  • capturing detailed data about a situation at the point when an expert decided to take an action
  • capturing the trends in that data, as these may have been a contributory factor in the decision
  • working with the expert and the data to identify what in data terms contributed to the decision
  • repeating the above every time the same type of action is taken, to see if the reason for the action is really understood or perhaps needs refinement
  • facilitating effective collaboration across all the company’s experts in a given subject (possibly involving external experts and other water companies)
  • predicting when the same type of action is going to be taken based on data feeds and then checking to see if the prediction was correct.

StreamCentral generates new Operational and Business insights. For an orgainisation such as a water company to fully exploit these insights, in needs to make them readily available to all its employees and partners as appropriate and then to be able to leverage the their views and suggestions. In otherwords effective collaboration around new insights is vital for success.

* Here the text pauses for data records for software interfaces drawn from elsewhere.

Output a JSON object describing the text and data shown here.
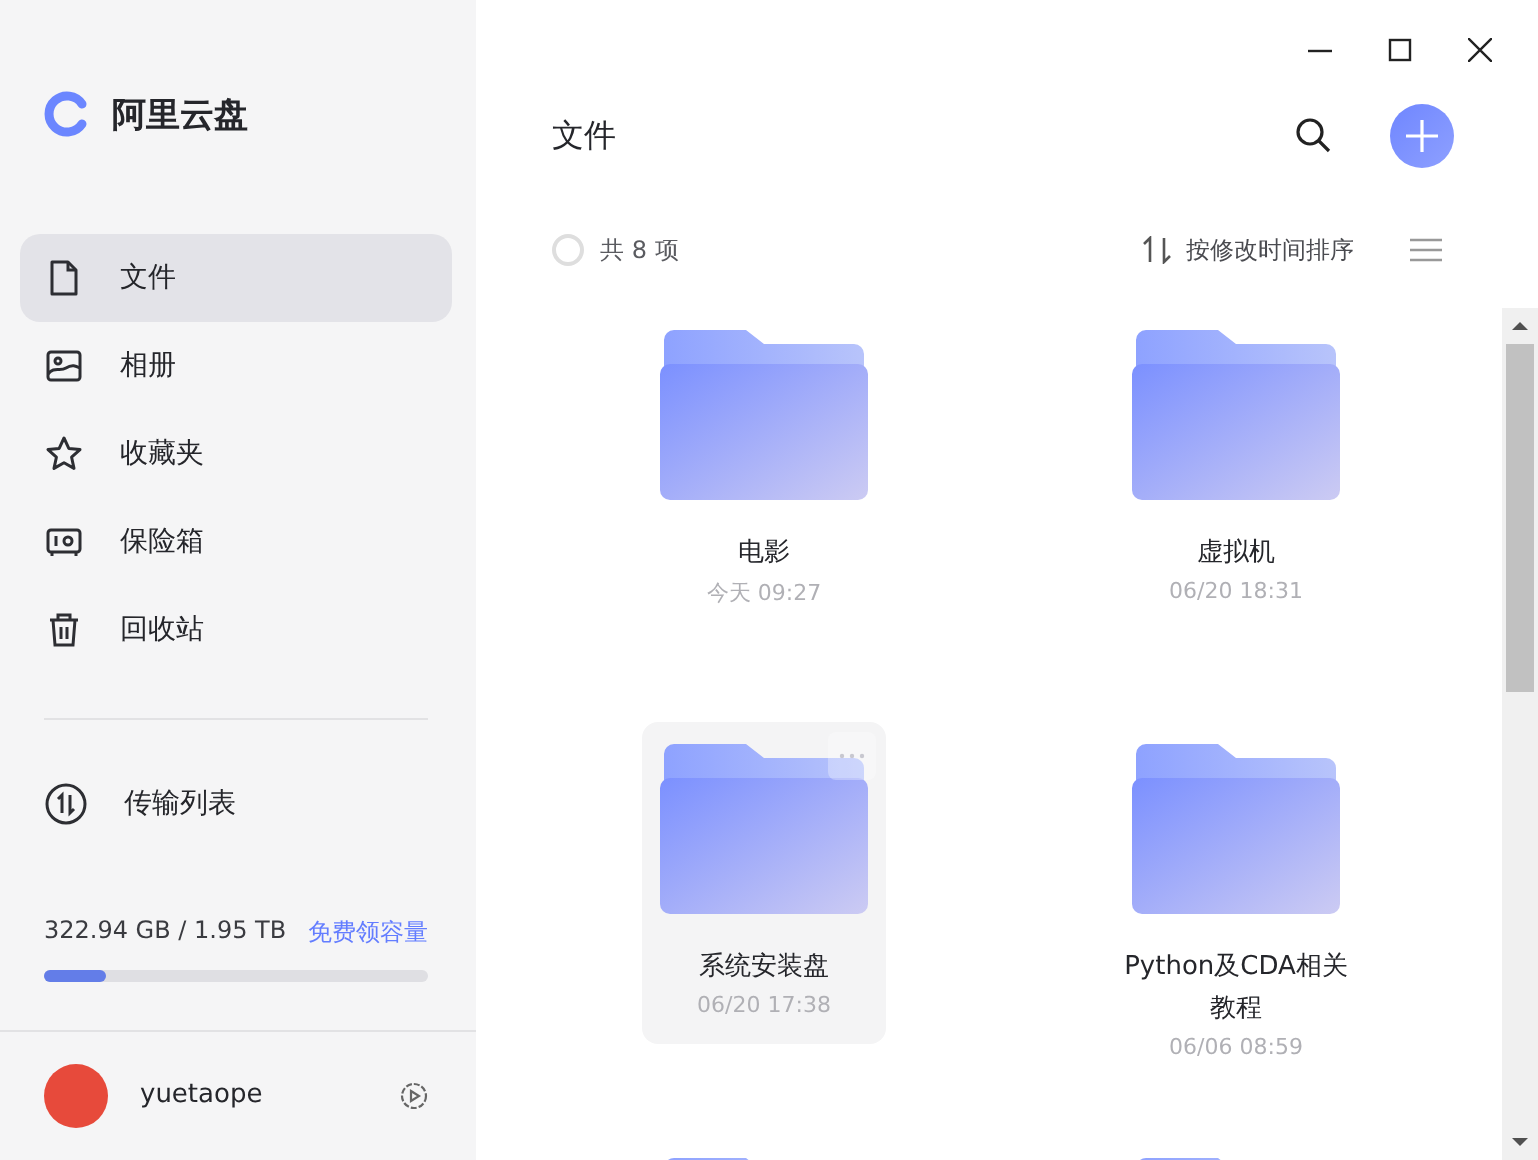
{
  "app": {
    "name": "阿里云盘"
  },
  "nav": [
    {
      "label": "文件",
      "selected": true
    },
    {
      "label": "相册",
      "selected": false
    },
    {
      "label": "收藏夹",
      "selected": false
    },
    {
      "label": "保险箱",
      "selected": false
    },
    {
      "label": "回收站",
      "selected": false
    }
  ],
  "transfer": {
    "label": "传输列表"
  },
  "storage": {
    "usage": "322.94 GB / 1.95 TB",
    "link": "免费领容量",
    "level": 0.16
  },
  "user": {
    "name": "yuetaope"
  },
  "header": {
    "title": "文件"
  },
  "toolbar": {
    "checked": false,
    "count": "共 8 项",
    "sort": "按修改时间排序"
  },
  "folders": [
    {
      "name": "电影",
      "date": "今天 09:27",
      "hovered": false
    },
    {
      "name": "虚拟机",
      "date": "06/20 18:31",
      "hovered": false
    },
    {
      "name": "系统安装盘",
      "date": "06/20 17:38",
      "hovered": true
    },
    {
      "name": "Python及CDA相关教程",
      "date": "06/06 08:59",
      "hovered": false
    }
  ]
}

Virtus and our partners have considerable experience in developing collaboration solutions that enable an organisation to leverage the tacit knowledge that exists across its workforce by applying it to new insights. Our solutions are often utilise an advance enterprise collaboration platform called Fuzed.

Embracing innovation, more R&D and the adoption of new technologies are essential aspects of a future Water Industry that has successfully addressed water stress and delivered a sustainable water service.

Technical innovation that has the potential to transform parts of the water industry is already underway in a number of areas. Today’s technology solutions come with an inherent ability to send data about how they are functioning. This fact defines one role for StreamCentral – to provide the most comprehensive insight possible into the operation of new technologies so that they may be utilised in a manner that maximises the potential value that they can deliver.

A great example of where StreamCentral could lend itself to Water Industry innovation is the Smart Pipe. The Smart Pipe project is led by Dr David Chapman (School of Civil Engineering, University of Birmingham) and is an industry funded project investigating Real Time Network Instrumentation for water pipes (Smart Pipes).

The purpose of the Smart Pipe project is to prove the concept of a remotely-intterrogated “smart” water pipe, where large numbers of small sensors are incorporated into (or near to) the pipe. A number of different types of sensor were assembled into the test pipe in order to:

  • test the practicality of gathering and transmitting large sets of complex data
  • see what information can be obtained from the test pipe when it is in different situations.

These sensors included:

  • piezoelectric transducers
  • force sensors
  • light detection circuits
  • two-axis accelerometers
  • passively powered pressure sensors
  • randomly distributed temperature sensors.

StreamCentral is a highly relevant monitoring solution to a future live implementation of a smart pipe network for the following reasons:

  • It is designed to correlate a diversity of data from different types of sensor while the data in “in-flight”
  • It is designed as a massively scaleable system that is able to process in near real time the potentially vast number of sensors that could be associated with an implemented smart pipe based network
  • It can correlate, make sense of, analyse and apply user defined rules to large amounts of in-flight data coming from real-time data sources to understand if an undesierable event has happened or is likely to happen
  • It provides advanced real-time data visualisation which allows paterns, trends and single events to be easily identified
  • It generates an appropriate user defined alert and could also send an appropriate control command to a given system or systems that are in place to respond to that type of alert
Free WordPress Themes, Free Android Games